Many current smart home products use the IFTTT (If This Then That) setting and control methods (e.g., use previous settings to automatically switch on the hallway light when the user comes home, and switching on the air-conditioning based on the user's preferences). However, the system configuration process would still be too complicated for most users. Most people do not want control over the devices. On the contrary, they want something foolproof that they can use immediately without having to spend time learning it.
We now rely on the knowledge and ingenuity of the developers to attain this goal. We may also have to wait for the growth of another facilitator— artificial intelligence (AI). Smart home equipment can only truly identify people's moods, be ‘thoughtful’, observe the user's requirements from their subtle actions, and implement precision feedback through the use of machine learning and other AI technologies, along with the analysis of data on user behavior.
This is the only way for smart home to reach a mass market, become a seamless part of our lives, and effortlessly add value to our existences.
Three stages have been identified in the development of smart home technology:
- Distributed intelligence based on individual products
- Home automation with technology integration
- Data-driven service intelligence

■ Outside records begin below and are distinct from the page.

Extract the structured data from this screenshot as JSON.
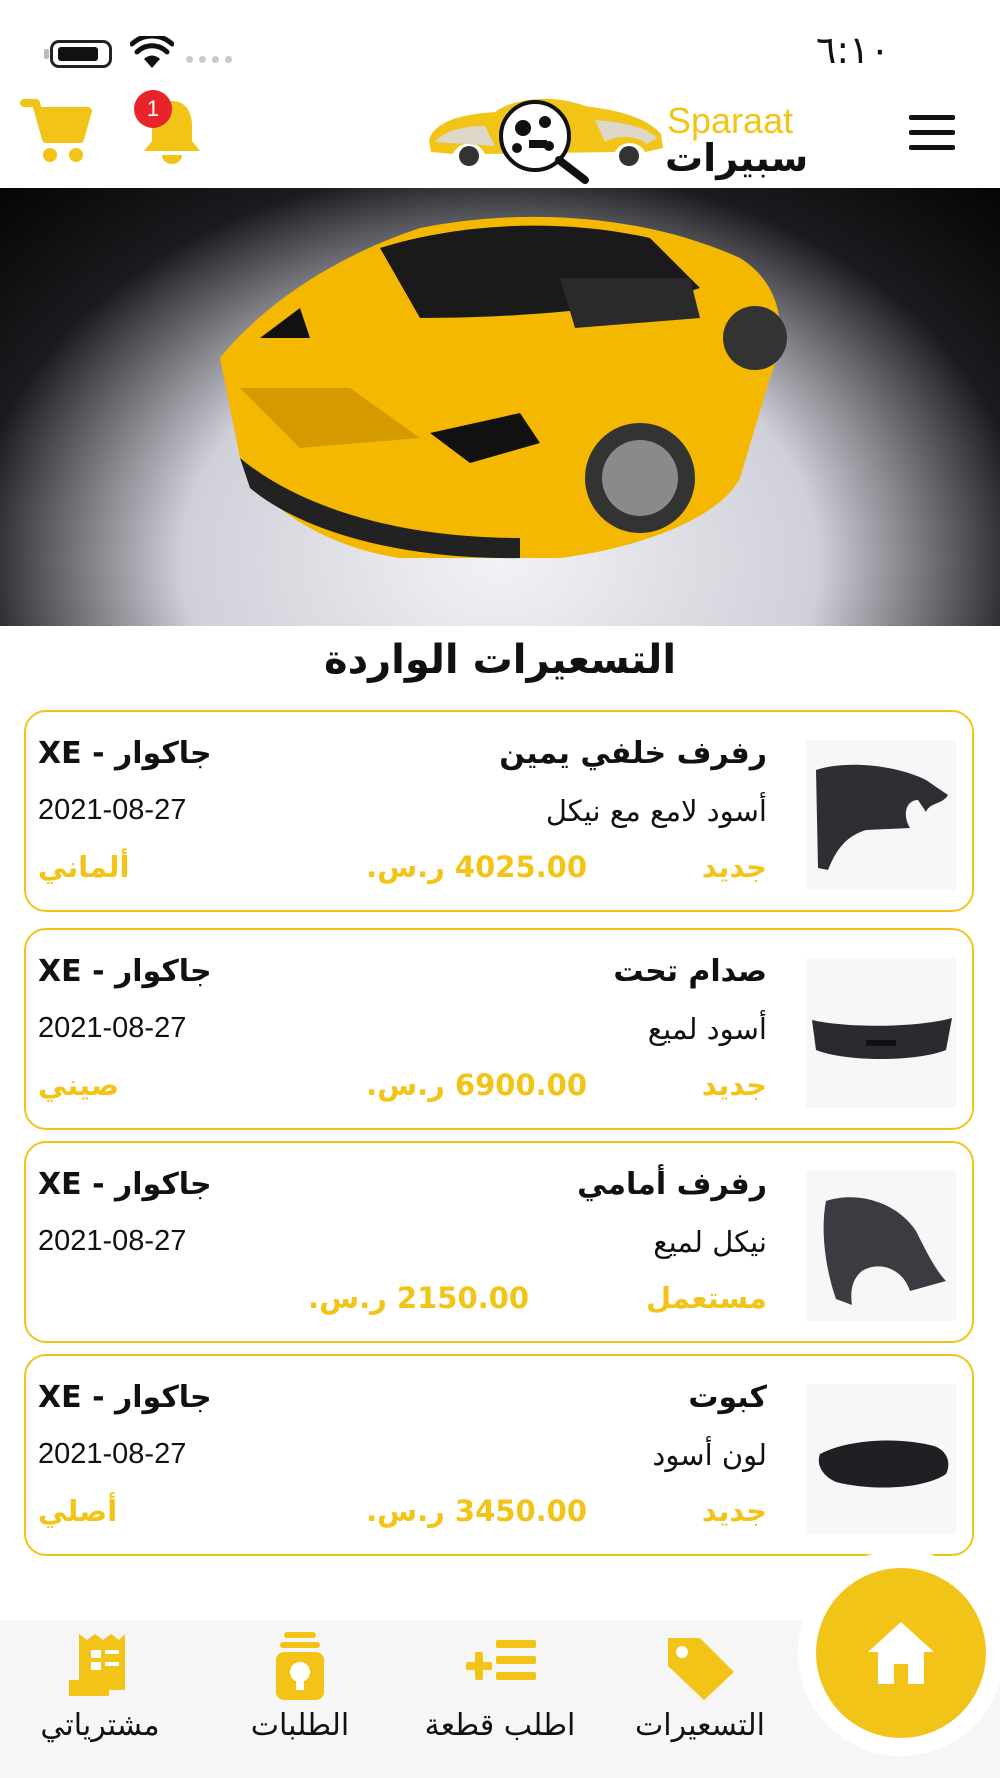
{
  "status_bar": {
    "time": "٦:١٠"
  },
  "header": {
    "notification_count": "1",
    "logo_text_en": "Sparaat",
    "logo_text_ar": "سبيرات"
  },
  "section_title": "التسعيرات الواردة",
  "currency": "ر.س.",
  "quotes": [
    {
      "part": "رفرف خلفي يمين",
      "description": "أسود لامع مع نيكل",
      "condition": "جديد",
      "price": "4025.00 ر.س.",
      "car": "جاكوار - XE",
      "date": "2021-08-27",
      "origin": "ألماني",
      "thumb": "rear-fender-image"
    },
    {
      "part": "صدام تحت",
      "description": "أسود لميع",
      "condition": "جديد",
      "price": "6900.00 ر.س.",
      "car": "جاكوار - XE",
      "date": "2021-08-27",
      "origin": "صيني",
      "thumb": "bumper-image"
    },
    {
      "part": "رفرف أمامي",
      "description": "نيكل لميع",
      "condition": "مستعمل",
      "price": "2150.00 ر.س.",
      "car": "جاكوار - XE",
      "date": "2021-08-27",
      "origin": "",
      "thumb": "front-fender-image"
    },
    {
      "part": "كبوت",
      "description": "لون أسود",
      "condition": "جديد",
      "price": "3450.00 ر.س.",
      "car": "جاكوار - XE",
      "date": "2021-08-27",
      "origin": "أصلي",
      "thumb": "hood-image"
    }
  ],
  "bottom_nav": {
    "purchases": "مشترياتي",
    "requests": "الطلبات",
    "request_part": "اطلب قطعة",
    "quotes": "التسعيرات"
  },
  "colors": {
    "accent": "#f2c418",
    "badge": "#e8232a"
  },
  "icons": [
    "cart-icon",
    "bell-icon",
    "menu-icon",
    "receipt-icon",
    "bulb-icon",
    "add-list-icon",
    "tag-icon",
    "home-icon"
  ]
}
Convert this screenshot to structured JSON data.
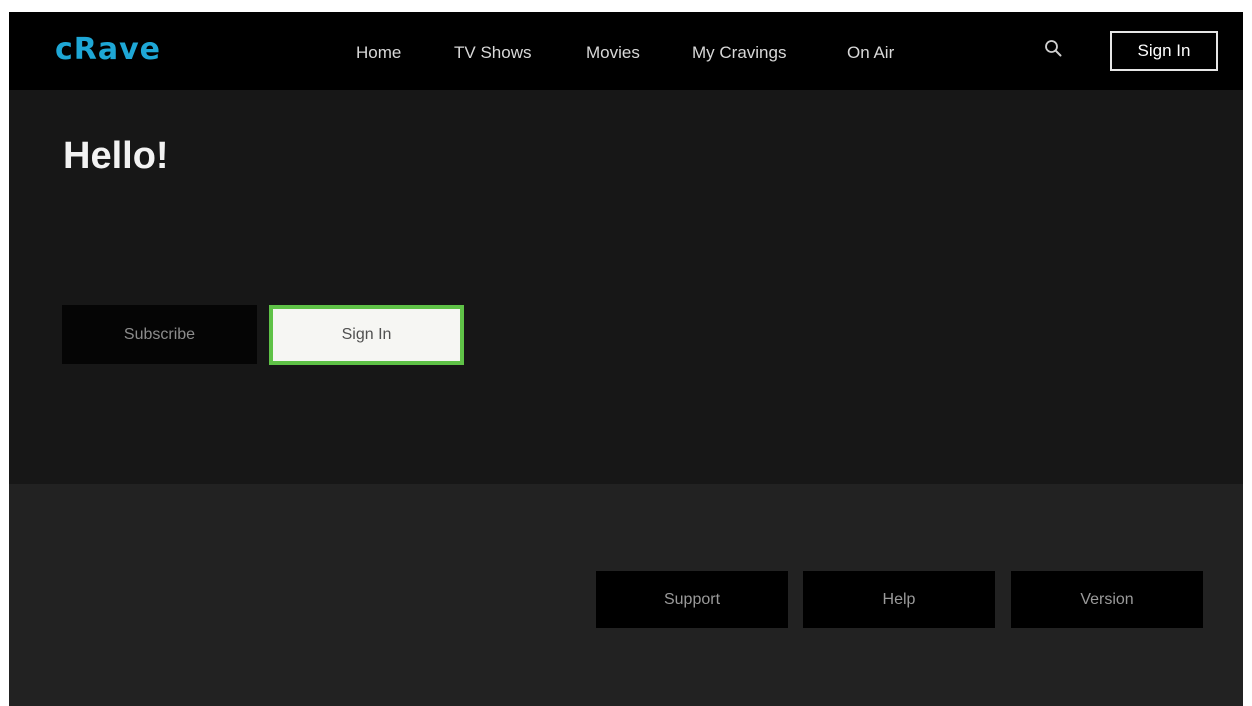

These three important milestones must be reached in the development of smart home automation. Only then can our homes be truly smart. Meanwhile, we must work hard and be patient.